• _TASK TO COMPLETE_
For the word "practices", search the records and show each line in which it occurs.

=== Begin Enclosure ===

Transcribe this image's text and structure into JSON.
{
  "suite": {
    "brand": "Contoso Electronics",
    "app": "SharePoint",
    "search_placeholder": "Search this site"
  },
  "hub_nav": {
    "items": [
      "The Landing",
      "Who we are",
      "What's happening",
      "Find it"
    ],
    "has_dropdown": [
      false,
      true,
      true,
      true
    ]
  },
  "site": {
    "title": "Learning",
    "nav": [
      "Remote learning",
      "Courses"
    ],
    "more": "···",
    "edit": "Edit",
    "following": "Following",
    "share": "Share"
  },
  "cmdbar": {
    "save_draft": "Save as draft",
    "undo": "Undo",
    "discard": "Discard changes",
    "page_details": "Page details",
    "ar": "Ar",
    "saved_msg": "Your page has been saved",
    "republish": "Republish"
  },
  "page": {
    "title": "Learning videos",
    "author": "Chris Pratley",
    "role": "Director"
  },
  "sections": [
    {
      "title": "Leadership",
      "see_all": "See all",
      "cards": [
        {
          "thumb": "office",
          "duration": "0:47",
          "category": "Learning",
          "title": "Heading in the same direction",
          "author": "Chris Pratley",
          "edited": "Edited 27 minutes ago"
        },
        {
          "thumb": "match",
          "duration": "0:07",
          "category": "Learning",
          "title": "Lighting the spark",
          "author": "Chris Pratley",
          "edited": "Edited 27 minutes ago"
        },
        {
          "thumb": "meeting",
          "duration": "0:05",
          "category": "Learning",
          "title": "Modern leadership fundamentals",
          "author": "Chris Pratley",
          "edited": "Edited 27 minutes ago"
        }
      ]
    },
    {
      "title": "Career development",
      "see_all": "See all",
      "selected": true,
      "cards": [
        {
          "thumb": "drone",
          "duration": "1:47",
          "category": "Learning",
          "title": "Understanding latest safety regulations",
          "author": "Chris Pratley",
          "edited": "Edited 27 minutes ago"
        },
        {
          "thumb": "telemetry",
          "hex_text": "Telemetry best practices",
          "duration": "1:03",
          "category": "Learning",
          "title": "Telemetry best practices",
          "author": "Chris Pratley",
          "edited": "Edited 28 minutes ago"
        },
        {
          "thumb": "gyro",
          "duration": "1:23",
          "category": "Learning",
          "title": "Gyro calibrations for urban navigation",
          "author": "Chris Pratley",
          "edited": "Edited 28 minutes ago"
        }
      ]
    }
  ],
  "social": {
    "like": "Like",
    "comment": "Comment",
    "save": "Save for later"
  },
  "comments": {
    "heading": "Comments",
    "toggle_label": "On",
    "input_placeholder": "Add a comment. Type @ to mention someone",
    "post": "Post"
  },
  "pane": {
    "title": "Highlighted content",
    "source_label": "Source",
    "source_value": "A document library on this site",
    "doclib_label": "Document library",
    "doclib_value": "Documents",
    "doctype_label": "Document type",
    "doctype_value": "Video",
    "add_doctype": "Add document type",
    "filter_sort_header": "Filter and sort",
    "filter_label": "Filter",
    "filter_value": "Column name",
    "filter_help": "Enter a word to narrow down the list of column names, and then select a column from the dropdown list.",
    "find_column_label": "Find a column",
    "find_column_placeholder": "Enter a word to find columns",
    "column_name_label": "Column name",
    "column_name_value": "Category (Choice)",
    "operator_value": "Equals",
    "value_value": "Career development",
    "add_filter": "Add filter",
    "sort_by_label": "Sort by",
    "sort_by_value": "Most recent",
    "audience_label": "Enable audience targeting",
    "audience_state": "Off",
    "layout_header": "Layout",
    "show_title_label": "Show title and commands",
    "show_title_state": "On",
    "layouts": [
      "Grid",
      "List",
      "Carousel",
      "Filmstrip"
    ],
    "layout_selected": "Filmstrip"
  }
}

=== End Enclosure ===

• _ANSWER SECTION_
          "hex_text": "Telemetry best practices",
          "title": "Telemetry best practices",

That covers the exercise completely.